## What the task requires
Set down each entry from the block beneath, exactly as written.

[Entries taken from a collection]
|---|
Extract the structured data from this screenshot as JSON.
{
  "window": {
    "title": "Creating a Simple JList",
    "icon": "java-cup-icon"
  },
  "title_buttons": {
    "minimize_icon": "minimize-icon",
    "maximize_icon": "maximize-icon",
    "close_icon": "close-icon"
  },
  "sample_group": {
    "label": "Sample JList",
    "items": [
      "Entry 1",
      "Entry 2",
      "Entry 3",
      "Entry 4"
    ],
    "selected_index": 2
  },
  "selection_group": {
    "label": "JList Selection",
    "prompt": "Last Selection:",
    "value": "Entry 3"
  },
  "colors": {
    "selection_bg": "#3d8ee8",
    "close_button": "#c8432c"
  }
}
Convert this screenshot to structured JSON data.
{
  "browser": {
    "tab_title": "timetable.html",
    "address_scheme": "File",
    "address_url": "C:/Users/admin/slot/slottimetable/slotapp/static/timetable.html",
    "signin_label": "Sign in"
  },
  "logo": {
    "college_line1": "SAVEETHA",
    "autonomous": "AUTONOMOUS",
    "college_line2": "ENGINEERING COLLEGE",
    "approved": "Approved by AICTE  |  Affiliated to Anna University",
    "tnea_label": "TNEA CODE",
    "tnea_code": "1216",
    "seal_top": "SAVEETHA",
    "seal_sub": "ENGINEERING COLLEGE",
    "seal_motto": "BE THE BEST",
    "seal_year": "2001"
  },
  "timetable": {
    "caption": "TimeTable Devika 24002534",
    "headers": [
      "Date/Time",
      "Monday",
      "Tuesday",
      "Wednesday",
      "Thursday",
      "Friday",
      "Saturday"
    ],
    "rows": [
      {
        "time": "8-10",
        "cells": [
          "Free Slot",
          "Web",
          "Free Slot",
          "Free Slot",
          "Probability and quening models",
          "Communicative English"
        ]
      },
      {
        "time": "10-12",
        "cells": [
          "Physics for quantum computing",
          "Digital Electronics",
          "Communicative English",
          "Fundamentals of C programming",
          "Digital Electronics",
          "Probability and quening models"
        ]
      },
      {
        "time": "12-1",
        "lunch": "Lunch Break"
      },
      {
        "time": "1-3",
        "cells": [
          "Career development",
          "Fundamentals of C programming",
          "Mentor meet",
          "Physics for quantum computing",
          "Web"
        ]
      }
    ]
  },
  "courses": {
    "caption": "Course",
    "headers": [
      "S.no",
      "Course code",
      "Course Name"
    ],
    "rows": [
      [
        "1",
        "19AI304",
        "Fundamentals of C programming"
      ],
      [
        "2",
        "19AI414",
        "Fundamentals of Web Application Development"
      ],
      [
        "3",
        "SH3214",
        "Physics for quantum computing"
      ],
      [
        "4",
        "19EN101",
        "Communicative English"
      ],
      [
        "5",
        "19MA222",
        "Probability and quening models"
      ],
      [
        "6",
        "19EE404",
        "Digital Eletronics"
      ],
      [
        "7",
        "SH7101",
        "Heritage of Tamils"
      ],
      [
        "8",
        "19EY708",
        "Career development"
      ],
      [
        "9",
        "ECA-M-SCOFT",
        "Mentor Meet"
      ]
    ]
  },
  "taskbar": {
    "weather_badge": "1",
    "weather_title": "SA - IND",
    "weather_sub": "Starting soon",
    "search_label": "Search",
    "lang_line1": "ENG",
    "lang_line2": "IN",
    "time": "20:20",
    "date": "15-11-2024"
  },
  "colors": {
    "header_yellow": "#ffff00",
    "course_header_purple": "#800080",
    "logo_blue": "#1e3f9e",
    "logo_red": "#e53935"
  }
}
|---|
## Answer below
Extract the structured data from this screenshot as JSON.
{
  "window": {
    "title": "Creating a Simple JList",
    "icon": "java-cup-icon"
  },
  "title_buttons": {
    "minimize_icon": "minimize-icon",
    "maximize_icon": "maximize-icon",
    "close_icon": "close-icon"
  },
  "sample_group": {
    "label": "Sample JList",
    "items": [
      "Entry 1",
      "Entry 2",
      "Entry 3",
      "Entry 4"
    ],
    "selected_index": 2
  },
  "selection_group": {
    "label": "JList Selection",
    "prompt": "Last Selection:",
    "value": "Entry 3"
  },
  "colors": {
    "selection_bg": "#3d8ee8",
    "close_button": "#c8432c"
  }
}
Convert this screenshot to structured JSON data.
{
  "browser": {
    "tab_title": "timetable.html",
    "address_scheme": "File",
    "address_url": "C:/Users/admin/slot/slottimetable/slotapp/static/timetable.html",
    "signin_label": "Sign in"
  },
  "logo": {
    "college_line1": "SAVEETHA",
    "autonomous": "AUTONOMOUS",
    "college_line2": "ENGINEERING COLLEGE",
    "approved": "Approved by AICTE  |  Affiliated to Anna University",
    "tnea_label": "TNEA CODE",
    "tnea_code": "1216",
    "seal_top": "SAVEETHA",
    "seal_sub": "ENGINEERING COLLEGE",
    "seal_motto": "BE THE BEST",
    "seal_year": "2001"
  },
  "timetable": {
    "caption": "TimeTable Devika 24002534",
    "headers": [
      "Date/Time",
      "Monday",
      "Tuesday",
      "Wednesday",
      "Thursday",
      "Friday",
      "Saturday"
    ],
    "rows": [
      {
        "time": "8-10",
        "cells": [
          "Free Slot",
          "Web",
          "Free Slot",
          "Free Slot",
          "Probability and quening models",
          "Communicative English"
        ]
      },
      {
        "time": "10-12",
        "cells": [
          "Physics for quantum computing",
          "Digital Electronics",
          "Communicative English",
          "Fundamentals of C programming",
          "Digital Electronics",
          "Probability and quening models"
        ]
      },
      {
        "time": "12-1",
        "lunch": "Lunch Break"
      },
      {
        "time": "1-3",
        "cells": [
          "Career development",
          "Fundamentals of C programming",
          "Mentor meet",
          "Physics for quantum computing",
          "Web"
        ]
      }
    ]
  },
  "courses": {
    "caption": "Course",
    "headers": [
      "S.no",
      "Course code",
      "Course Name"
    ],
    "rows": [
      [
        "1",
        "19AI304",
        "Fundamentals of C programming"
      ],
      [
        "2",
        "19AI414",
        "Fundamentals of Web Application Development"
      ],
      [
        "3",
        "SH3214",
        "Physics for quantum computing"
      ],
      [
        "4",
        "19EN101",
        "Communicative English"
      ],
      [
        "5",
        "19MA222",
        "Probability and quening models"
      ],
      [
        "6",
        "19EE404",
        "Digital Eletronics"
      ],
      [
        "7",
        "SH7101",
        "Heritage of Tamils"
      ],
      [
        "8",
        "19EY708",
        "Career development"
      ],
      [
        "9",
        "ECA-M-SCOFT",
        "Mentor Meet"
      ]
    ]
  },
  "taskbar": {
    "weather_badge": "1",
    "weather_title": "SA - IND",
    "weather_sub": "Starting soon",
    "search_label": "Search",
    "lang_line1": "ENG",
    "lang_line2": "IN",
    "time": "20:20",
    "date": "15-11-2024"
  },
  "colors": {
    "header_yellow": "#ffff00",
    "course_header_purple": "#800080",
    "logo_blue": "#1e3f9e",
    "logo_red": "#e53935"
  }
}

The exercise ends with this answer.